▸ **WORK TO BE COMPLETED**
Make an exact copy of the records below, excluding images.

--- START ---

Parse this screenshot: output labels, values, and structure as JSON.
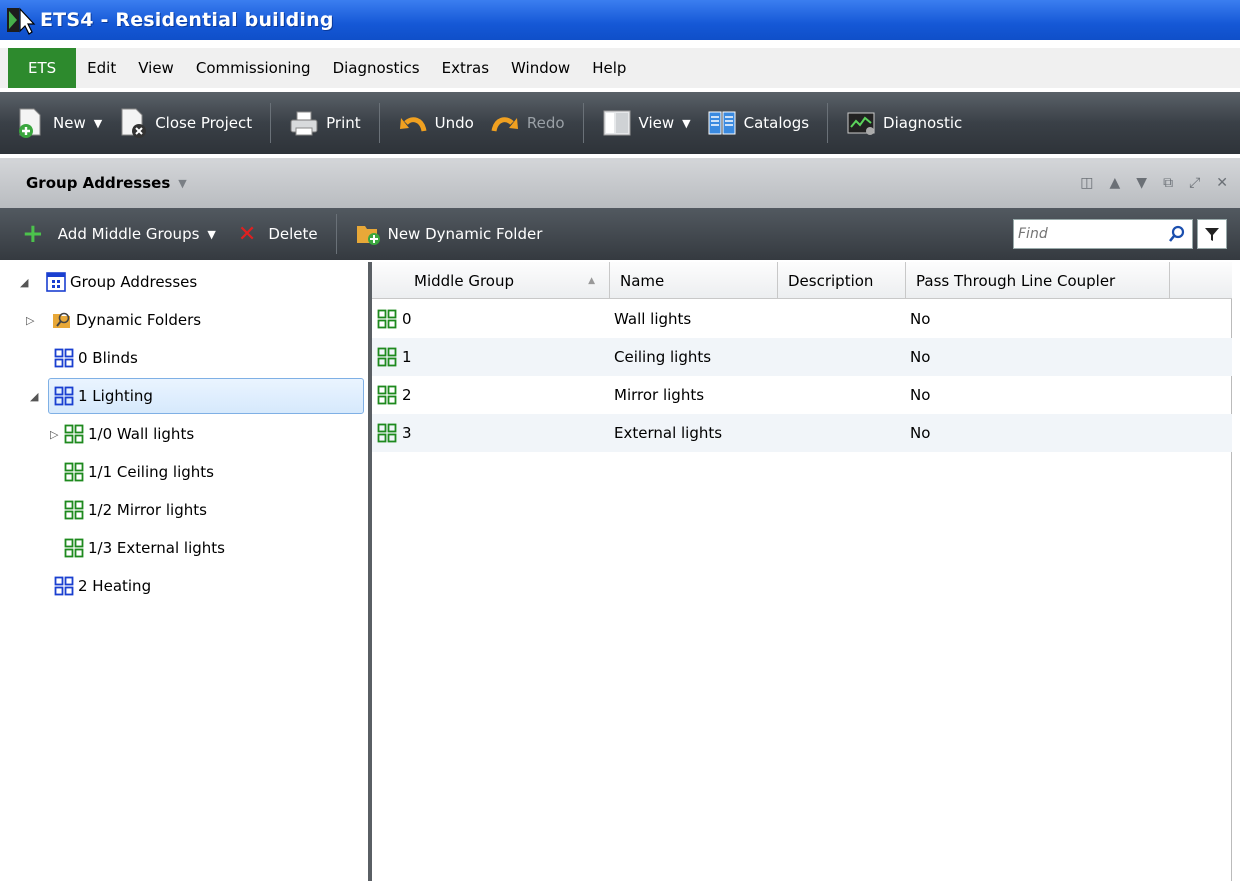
{
  "window": {
    "title": "ETS4 - Residential building"
  },
  "menu": [
    "ETS",
    "Edit",
    "View",
    "Commissioning",
    "Diagnostics",
    "Extras",
    "Window",
    "Help"
  ],
  "toolbar": {
    "new_label": "New",
    "close_project_label": "Close Project",
    "print_label": "Print",
    "undo_label": "Undo",
    "redo_label": "Redo",
    "view_label": "View",
    "catalogs_label": "Catalogs",
    "diagnostics_label": "Diagnostic"
  },
  "panel": {
    "title": "Group Addresses"
  },
  "subtoolbar": {
    "add_label": "Add Middle Groups",
    "delete_label": "Delete",
    "new_dynamic_folder_label": "New Dynamic Folder",
    "find_placeholder": "Find"
  },
  "tree": {
    "root": "Group Addresses",
    "items": [
      {
        "label": "Dynamic Folders"
      },
      {
        "label": "0 Blinds"
      },
      {
        "label": "1 Lighting"
      },
      {
        "label": "1/0 Wall lights"
      },
      {
        "label": "1/1 Ceiling lights"
      },
      {
        "label": "1/2 Mirror lights"
      },
      {
        "label": "1/3 External lights"
      },
      {
        "label": "2 Heating"
      }
    ]
  },
  "grid": {
    "columns": [
      "Middle Group",
      "Name",
      "Description",
      "Pass Through Line Coupler"
    ],
    "rows": [
      {
        "group": "0",
        "name": "Wall lights",
        "description": "",
        "pass": "No"
      },
      {
        "group": "1",
        "name": "Ceiling lights",
        "description": "",
        "pass": "No"
      },
      {
        "group": "2",
        "name": "Mirror lights",
        "description": "",
        "pass": "No"
      },
      {
        "group": "3",
        "name": "External lights",
        "description": "",
        "pass": "No"
      }
    ]
  },
  "colors": {
    "title_bar": "#1558d6",
    "menu_ets": "#2d8a2d",
    "toolbar": "#3a4047",
    "blue_group": "#1a3fd0",
    "green_group": "#1e8a1e"
  }
}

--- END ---

▸ **OUTPUT BELOW**
Parse this screenshot: output labels, values, and structure as JSON.
{
  "window": {
    "title": "ETS4 - Residential building"
  },
  "menu": [
    "ETS",
    "Edit",
    "View",
    "Commissioning",
    "Diagnostics",
    "Extras",
    "Window",
    "Help"
  ],
  "toolbar": {
    "new_label": "New",
    "close_project_label": "Close Project",
    "print_label": "Print",
    "undo_label": "Undo",
    "redo_label": "Redo",
    "view_label": "View",
    "catalogs_label": "Catalogs",
    "diagnostics_label": "Diagnostic"
  },
  "panel": {
    "title": "Group Addresses"
  },
  "subtoolbar": {
    "add_label": "Add Middle Groups",
    "delete_label": "Delete",
    "new_dynamic_folder_label": "New Dynamic Folder",
    "find_placeholder": "Find"
  },
  "tree": {
    "root": "Group Addresses",
    "items": [
      {
        "label": "Dynamic Folders"
      },
      {
        "label": "0 Blinds"
      },
      {
        "label": "1 Lighting"
      },
      {
        "label": "1/0 Wall lights"
      },
      {
        "label": "1/1 Ceiling lights"
      },
      {
        "label": "1/2 Mirror lights"
      },
      {
        "label": "1/3 External lights"
      },
      {
        "label": "2 Heating"
      }
    ]
  },
  "grid": {
    "columns": [
      "Middle Group",
      "Name",
      "Description",
      "Pass Through Line Coupler"
    ],
    "rows": [
      {
        "group": "0",
        "name": "Wall lights",
        "description": "",
        "pass": "No"
      },
      {
        "group": "1",
        "name": "Ceiling lights",
        "description": "",
        "pass": "No"
      },
      {
        "group": "2",
        "name": "Mirror lights",
        "description": "",
        "pass": "No"
      },
      {
        "group": "3",
        "name": "External lights",
        "description": "",
        "pass": "No"
      }
    ]
  },
  "colors": {
    "title_bar": "#1558d6",
    "menu_ets": "#2d8a2d",
    "toolbar": "#3a4047",
    "blue_group": "#1a3fd0",
    "green_group": "#1e8a1e"
  }
}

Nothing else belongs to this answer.